They enter the catering hall somewhere on Main Street in a
small New Jersey town where movie theatres once gave out
Ivory Flakes with every double-feature ticket. They recall
this, laugh at their youthful antics, their safety, Schwinns
left outside on the sidewalk, then picked up as the afternoon
waned, the sun a rare reach in the dead of December. Once
inside the hall, they find Table Ten, assigned when they’d
bought tickets months before, eager for the chicken dinner
and a splash of pink champagne to mark the cusp of the old
year, to welcome the new year with hope. They join other
merry-makers, noisemakers at the ready, balloons as centerpiece
markers. The emcee tells old jokes, the deejay plays songs from
their glory days. They lindy, twist and shout, sciatica be damned,
return to their places, ready for the twelve o’clock countdown.
There! It begins: Ten, Nine, Eight Seven, Six, Five, Four, Three,

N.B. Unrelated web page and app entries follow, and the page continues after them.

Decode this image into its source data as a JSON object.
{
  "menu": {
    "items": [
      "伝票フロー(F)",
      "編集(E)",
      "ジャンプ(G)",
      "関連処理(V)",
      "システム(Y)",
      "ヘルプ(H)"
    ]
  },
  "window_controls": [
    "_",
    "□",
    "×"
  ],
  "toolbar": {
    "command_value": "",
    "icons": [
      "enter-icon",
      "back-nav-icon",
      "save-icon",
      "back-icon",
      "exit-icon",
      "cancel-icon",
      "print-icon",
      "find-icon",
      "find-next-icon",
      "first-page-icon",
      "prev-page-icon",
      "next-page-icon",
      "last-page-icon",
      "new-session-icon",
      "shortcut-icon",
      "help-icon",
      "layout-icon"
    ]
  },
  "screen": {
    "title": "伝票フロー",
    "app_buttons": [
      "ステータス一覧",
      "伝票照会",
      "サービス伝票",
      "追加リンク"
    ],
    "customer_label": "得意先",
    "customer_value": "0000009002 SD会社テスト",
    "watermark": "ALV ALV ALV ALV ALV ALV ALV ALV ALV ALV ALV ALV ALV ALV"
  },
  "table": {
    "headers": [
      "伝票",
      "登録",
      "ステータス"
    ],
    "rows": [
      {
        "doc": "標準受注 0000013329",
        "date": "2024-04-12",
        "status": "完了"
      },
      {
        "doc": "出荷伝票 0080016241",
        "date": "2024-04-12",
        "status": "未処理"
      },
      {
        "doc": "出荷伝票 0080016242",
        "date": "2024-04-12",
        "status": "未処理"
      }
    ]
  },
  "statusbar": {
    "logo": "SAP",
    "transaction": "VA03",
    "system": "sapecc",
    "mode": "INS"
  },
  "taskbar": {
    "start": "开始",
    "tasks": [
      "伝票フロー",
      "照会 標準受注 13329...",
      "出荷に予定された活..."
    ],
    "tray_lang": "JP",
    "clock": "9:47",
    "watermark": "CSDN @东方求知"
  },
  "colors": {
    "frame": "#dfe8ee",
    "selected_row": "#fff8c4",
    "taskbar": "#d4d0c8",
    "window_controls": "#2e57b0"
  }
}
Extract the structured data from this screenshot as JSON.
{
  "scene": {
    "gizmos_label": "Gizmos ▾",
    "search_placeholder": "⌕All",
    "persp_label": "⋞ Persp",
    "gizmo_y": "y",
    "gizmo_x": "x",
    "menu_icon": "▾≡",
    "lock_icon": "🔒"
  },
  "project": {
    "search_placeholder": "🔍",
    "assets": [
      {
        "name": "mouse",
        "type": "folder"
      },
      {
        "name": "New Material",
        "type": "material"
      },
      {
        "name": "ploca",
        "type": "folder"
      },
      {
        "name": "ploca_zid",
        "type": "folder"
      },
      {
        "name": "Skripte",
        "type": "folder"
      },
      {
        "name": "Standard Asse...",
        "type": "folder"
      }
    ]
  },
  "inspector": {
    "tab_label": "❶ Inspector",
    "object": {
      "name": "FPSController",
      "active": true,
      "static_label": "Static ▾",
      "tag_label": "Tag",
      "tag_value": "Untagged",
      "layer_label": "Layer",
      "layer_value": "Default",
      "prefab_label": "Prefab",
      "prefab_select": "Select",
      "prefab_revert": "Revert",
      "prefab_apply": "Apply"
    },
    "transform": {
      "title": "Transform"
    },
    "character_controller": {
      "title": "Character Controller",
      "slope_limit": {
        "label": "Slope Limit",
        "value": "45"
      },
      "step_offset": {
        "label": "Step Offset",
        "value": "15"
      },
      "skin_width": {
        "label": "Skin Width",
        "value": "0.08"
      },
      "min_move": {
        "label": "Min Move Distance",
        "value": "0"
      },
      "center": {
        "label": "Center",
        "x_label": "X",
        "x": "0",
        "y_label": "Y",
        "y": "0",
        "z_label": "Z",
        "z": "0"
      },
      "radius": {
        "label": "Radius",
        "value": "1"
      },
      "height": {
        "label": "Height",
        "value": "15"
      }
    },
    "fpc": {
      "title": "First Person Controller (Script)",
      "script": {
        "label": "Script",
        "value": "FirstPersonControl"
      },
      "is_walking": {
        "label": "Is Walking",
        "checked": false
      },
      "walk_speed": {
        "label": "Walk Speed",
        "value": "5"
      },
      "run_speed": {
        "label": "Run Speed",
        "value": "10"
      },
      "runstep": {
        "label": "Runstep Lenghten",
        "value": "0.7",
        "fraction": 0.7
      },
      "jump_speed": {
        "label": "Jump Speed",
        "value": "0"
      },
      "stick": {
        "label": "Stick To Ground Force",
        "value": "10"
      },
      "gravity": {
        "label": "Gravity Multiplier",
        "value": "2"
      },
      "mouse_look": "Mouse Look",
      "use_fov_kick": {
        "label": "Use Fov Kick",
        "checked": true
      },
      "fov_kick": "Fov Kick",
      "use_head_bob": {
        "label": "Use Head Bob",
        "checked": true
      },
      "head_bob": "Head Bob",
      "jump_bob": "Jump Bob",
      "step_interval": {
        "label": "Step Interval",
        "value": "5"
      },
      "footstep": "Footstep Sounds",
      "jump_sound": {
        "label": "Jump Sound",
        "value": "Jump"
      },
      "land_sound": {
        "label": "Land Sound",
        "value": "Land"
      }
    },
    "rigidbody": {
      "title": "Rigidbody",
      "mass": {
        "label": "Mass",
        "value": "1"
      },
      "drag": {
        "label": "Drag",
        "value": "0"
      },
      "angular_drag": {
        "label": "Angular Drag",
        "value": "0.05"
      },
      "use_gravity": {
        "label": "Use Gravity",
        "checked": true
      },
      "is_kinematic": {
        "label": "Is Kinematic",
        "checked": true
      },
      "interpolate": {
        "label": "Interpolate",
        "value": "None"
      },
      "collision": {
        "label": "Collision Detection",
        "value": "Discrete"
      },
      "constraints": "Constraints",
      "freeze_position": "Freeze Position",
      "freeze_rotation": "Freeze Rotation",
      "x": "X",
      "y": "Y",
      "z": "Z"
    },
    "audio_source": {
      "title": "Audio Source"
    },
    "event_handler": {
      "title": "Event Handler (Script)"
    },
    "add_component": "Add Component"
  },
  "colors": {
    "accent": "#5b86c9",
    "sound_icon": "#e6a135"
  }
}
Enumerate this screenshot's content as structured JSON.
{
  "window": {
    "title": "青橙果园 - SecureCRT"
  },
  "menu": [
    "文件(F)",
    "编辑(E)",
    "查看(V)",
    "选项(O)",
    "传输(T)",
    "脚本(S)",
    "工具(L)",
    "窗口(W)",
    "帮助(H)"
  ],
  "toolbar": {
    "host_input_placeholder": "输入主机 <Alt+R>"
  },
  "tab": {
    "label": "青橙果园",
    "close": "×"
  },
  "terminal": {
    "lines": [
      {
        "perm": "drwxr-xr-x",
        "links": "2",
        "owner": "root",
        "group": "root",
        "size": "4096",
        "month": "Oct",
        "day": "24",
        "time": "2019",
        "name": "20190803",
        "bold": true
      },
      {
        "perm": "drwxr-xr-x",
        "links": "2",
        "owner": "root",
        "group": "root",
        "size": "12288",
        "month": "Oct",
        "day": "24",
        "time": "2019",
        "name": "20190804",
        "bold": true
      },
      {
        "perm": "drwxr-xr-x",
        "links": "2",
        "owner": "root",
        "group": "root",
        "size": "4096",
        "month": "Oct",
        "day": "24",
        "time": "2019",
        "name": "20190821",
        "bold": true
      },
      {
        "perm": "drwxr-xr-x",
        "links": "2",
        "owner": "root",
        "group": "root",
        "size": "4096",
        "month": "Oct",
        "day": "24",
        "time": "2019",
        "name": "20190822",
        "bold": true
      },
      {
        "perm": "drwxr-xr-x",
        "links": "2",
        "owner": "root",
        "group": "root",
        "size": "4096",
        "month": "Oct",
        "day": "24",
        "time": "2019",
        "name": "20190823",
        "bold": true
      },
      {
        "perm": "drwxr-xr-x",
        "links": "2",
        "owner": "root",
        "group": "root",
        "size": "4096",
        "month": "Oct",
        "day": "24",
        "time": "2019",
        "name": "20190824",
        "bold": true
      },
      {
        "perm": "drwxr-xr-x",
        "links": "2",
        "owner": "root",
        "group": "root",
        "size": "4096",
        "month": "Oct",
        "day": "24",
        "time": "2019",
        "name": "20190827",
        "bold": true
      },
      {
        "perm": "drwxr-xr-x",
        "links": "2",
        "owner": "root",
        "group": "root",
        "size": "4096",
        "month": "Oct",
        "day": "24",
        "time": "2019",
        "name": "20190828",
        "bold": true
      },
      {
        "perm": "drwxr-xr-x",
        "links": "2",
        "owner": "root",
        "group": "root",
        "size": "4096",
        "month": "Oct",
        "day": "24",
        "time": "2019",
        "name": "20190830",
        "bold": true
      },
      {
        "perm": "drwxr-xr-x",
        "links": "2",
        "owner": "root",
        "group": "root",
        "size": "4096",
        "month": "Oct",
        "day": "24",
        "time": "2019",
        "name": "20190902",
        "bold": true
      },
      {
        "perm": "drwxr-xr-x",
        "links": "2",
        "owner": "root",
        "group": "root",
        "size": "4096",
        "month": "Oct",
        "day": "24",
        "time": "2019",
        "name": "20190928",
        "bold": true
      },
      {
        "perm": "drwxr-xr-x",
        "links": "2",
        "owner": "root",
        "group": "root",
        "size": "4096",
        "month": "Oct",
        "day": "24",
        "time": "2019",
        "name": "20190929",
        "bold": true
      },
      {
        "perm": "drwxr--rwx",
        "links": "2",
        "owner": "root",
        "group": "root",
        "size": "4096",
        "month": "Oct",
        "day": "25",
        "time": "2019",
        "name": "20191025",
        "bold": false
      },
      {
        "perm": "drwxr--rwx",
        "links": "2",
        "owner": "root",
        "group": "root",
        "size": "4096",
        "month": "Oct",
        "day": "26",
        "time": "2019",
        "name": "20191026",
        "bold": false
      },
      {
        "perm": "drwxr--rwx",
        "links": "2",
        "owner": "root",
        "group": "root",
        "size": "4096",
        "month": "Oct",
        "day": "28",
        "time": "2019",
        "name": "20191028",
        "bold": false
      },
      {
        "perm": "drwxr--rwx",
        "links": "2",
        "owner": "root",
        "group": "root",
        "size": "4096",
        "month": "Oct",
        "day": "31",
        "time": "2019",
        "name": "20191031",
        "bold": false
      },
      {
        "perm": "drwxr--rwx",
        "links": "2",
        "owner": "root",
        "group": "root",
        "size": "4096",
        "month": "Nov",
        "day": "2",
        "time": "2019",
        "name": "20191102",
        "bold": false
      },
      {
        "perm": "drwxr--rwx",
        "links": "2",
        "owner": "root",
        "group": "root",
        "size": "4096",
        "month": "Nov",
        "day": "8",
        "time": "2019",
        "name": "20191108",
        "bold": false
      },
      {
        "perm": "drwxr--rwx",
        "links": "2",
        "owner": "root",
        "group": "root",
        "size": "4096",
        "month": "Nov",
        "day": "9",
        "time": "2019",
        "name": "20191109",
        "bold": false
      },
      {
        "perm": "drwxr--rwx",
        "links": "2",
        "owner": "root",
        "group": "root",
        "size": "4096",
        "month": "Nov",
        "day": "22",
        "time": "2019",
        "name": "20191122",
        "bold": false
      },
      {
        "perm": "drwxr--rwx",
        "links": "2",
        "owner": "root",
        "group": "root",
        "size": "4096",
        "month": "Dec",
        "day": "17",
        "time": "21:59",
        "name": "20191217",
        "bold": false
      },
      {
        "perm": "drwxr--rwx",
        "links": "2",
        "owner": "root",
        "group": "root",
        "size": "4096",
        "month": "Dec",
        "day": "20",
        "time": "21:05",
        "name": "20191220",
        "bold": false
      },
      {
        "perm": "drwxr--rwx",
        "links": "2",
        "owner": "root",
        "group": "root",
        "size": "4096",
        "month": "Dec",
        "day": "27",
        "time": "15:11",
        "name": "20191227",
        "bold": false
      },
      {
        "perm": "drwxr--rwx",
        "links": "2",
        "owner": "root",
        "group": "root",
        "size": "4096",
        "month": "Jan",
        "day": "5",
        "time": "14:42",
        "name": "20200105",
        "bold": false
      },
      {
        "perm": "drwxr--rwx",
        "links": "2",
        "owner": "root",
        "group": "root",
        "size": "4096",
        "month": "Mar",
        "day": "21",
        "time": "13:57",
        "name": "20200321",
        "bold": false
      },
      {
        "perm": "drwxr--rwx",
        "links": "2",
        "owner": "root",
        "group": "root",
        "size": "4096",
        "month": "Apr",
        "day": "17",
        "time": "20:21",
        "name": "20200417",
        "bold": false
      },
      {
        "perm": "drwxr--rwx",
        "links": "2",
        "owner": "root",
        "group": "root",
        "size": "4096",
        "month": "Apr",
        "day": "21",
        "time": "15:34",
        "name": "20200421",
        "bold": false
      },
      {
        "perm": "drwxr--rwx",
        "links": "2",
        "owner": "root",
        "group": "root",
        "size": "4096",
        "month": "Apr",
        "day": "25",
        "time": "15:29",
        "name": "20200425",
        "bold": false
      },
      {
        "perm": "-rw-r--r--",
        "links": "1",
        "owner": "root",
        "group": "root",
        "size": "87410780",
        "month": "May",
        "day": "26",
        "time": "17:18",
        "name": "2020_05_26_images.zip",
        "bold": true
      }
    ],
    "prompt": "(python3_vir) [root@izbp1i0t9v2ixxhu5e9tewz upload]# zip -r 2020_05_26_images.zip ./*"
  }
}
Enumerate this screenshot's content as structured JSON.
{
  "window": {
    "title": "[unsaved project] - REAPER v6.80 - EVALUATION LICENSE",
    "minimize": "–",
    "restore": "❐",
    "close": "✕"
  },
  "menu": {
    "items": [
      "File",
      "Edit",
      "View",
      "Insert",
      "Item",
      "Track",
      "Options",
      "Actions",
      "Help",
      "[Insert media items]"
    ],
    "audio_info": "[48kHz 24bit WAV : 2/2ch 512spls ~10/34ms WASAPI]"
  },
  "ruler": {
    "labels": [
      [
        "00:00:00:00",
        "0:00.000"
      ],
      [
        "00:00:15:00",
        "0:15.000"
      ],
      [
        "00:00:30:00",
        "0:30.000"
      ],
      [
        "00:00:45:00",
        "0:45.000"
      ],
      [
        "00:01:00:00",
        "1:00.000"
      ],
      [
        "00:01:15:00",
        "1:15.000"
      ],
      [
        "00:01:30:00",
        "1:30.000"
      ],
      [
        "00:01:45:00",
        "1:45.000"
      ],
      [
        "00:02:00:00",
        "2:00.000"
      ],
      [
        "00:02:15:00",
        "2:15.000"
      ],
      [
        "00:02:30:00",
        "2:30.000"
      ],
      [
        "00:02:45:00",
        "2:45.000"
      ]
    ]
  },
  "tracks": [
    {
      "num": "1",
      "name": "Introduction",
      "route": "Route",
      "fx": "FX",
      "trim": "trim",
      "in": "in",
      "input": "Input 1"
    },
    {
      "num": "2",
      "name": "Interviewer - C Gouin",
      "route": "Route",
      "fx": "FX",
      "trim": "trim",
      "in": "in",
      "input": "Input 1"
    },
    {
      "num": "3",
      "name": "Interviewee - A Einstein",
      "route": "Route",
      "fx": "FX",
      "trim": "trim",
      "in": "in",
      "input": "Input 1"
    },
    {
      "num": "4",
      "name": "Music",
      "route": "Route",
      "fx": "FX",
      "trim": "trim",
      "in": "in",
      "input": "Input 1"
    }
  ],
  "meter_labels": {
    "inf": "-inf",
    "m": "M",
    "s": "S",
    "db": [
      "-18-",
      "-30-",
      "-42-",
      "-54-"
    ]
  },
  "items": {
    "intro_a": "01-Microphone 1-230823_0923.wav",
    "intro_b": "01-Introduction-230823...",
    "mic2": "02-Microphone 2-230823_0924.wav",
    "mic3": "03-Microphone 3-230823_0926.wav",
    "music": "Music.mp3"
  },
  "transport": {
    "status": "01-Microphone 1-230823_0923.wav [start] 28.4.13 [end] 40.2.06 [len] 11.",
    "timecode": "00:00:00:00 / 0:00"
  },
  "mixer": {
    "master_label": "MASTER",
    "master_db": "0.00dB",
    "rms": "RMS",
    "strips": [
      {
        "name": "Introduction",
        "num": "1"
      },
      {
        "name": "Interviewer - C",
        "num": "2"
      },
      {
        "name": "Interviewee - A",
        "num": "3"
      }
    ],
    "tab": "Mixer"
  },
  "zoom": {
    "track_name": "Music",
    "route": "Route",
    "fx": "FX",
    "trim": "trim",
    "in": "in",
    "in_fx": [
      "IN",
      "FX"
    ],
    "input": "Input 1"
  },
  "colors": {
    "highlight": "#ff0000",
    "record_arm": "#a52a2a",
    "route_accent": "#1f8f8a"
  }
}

Two One—HAPPY NEW YEAR! Toots on the horns, confetti
all around, kisses to welcome another year, inner thanks to
a Being somewhere in the periphery. Dessert comes, then
a drive home. No fear of dark highways, lunacy on wheels
that makes statistics, after all it’s still light out, this celebration
ended at noon.
This poem first appeared in Edison Literary Review.
Used here with permission.